■ **Task details**
The listing needs restating word for word.

(Provided data Opens)

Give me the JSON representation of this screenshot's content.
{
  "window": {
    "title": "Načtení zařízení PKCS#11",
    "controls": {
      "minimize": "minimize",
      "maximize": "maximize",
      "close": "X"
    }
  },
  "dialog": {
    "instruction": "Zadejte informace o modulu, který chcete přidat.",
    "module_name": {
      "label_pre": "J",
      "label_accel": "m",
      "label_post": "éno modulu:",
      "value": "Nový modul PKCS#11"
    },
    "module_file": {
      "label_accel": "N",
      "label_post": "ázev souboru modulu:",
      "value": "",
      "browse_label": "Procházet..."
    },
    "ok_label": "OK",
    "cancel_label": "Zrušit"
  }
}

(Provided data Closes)

■ **Reply to the task**
Give me the JSON representation of this screenshot's content.
{
  "window": {
    "title": "Načtení zařízení PKCS#11",
    "controls": {
      "minimize": "minimize",
      "maximize": "maximize",
      "close": "X"
    }
  },
  "dialog": {
    "instruction": "Zadejte informace o modulu, který chcete přidat.",
    "module_name": {
      "label_pre": "J",
      "label_accel": "m",
      "label_post": "éno modulu:",
      "value": "Nový modul PKCS#11"
    },
    "module_file": {
      "label_accel": "N",
      "label_post": "ázev souboru modulu:",
      "value": "",
      "browse_label": "Procházet..."
    },
    "ok_label": "OK",
    "cancel_label": "Zrušit"
  }
}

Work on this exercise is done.